On March 20, U.S. District Court Judge Richard Roberts granted an extended stay of the government’s suit until April 9, after the parties informed the court that they were close to a settlement. The court advised the parties that if an agreement is reached pursuant to the Antitrust Procedures and Penalties Act, the parties should submit a statement to the court illustrating how the settlement would eliminate the anticompetitive effects of the merger.
On Jan. 10, 2013, the U.S. Department of Justice sued Bazaarvoice Inc., alleging that its acquisition of PowerReviews Inc. in June 2012 substantially lessened competition in the market for online platforms for product ratings, and therefore violated Section 7 of the Clayton Act. The DOJ seeks divestiture of enough Bazaarvoice assets to create a separate competing business that can replace PowerReviews in the marketplace. See U.S. v. Bazaarvoice, Inc., 13-CV-0133 (N.D. Cal.). The complaint is available here.

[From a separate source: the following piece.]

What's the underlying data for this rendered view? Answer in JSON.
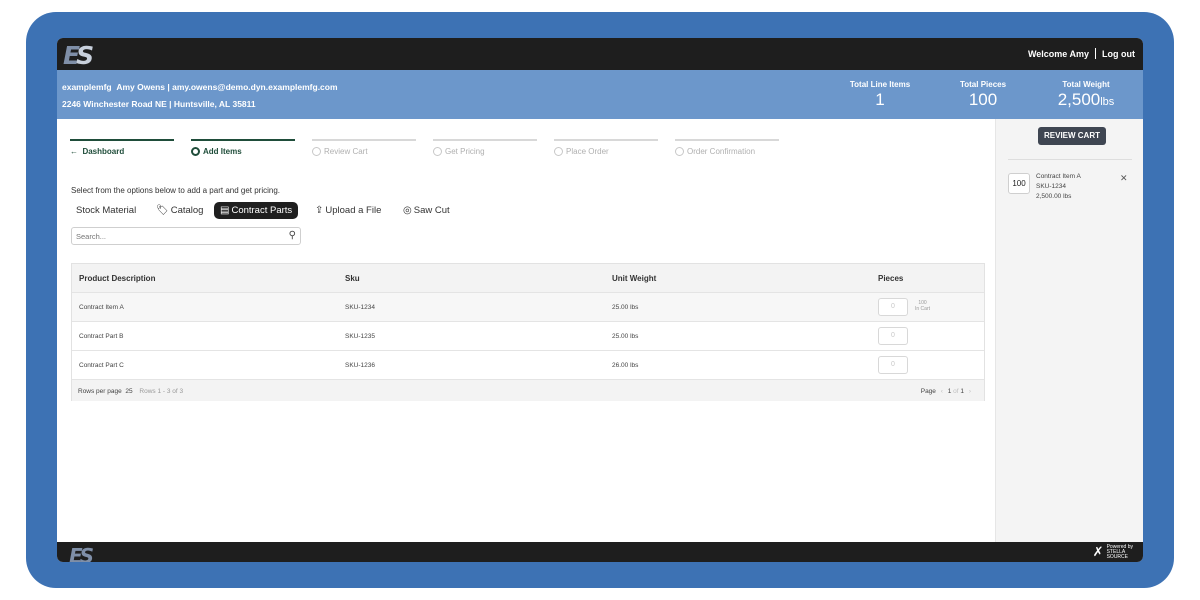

Bazaarvoice and PowerReviews each provide online platforms for product ratings and reviews. Online retailers and manufacturers use the platforms to collect consumers’ product reviews and display them on their Web sites. According to the DOJ, Bazaarvoice is the primary commercial supplier of these ratings platforms, and prior to the acquisition, PowerReviews was its main competitor. The DOJ alleges that price competition between the two suppliers resulted in substantial discounts for many retailers and manufacturers, as PowerReviews had positioned itself as a low-price alternative to Bazaarvoice. The DOJ further argues that the acquisition of PowerReviews has given Bazaarvoice the ability to raise the price of its platform to anticompetitive levels. In answering the DOJ’s allegations, Bazaarvoice maintains that there remains intense competition in the market for online ratings platforms, and that the DOJ failed to consider other major competitors and had too narrowly defined the market. For example, Bazaarvoice points to software that integrates Facebook features such as “posts” and “likes,” as well as providers of ratings and reviews technology used for travel, restaurants, and local businesses. The case is scheduled for trial in September 2013.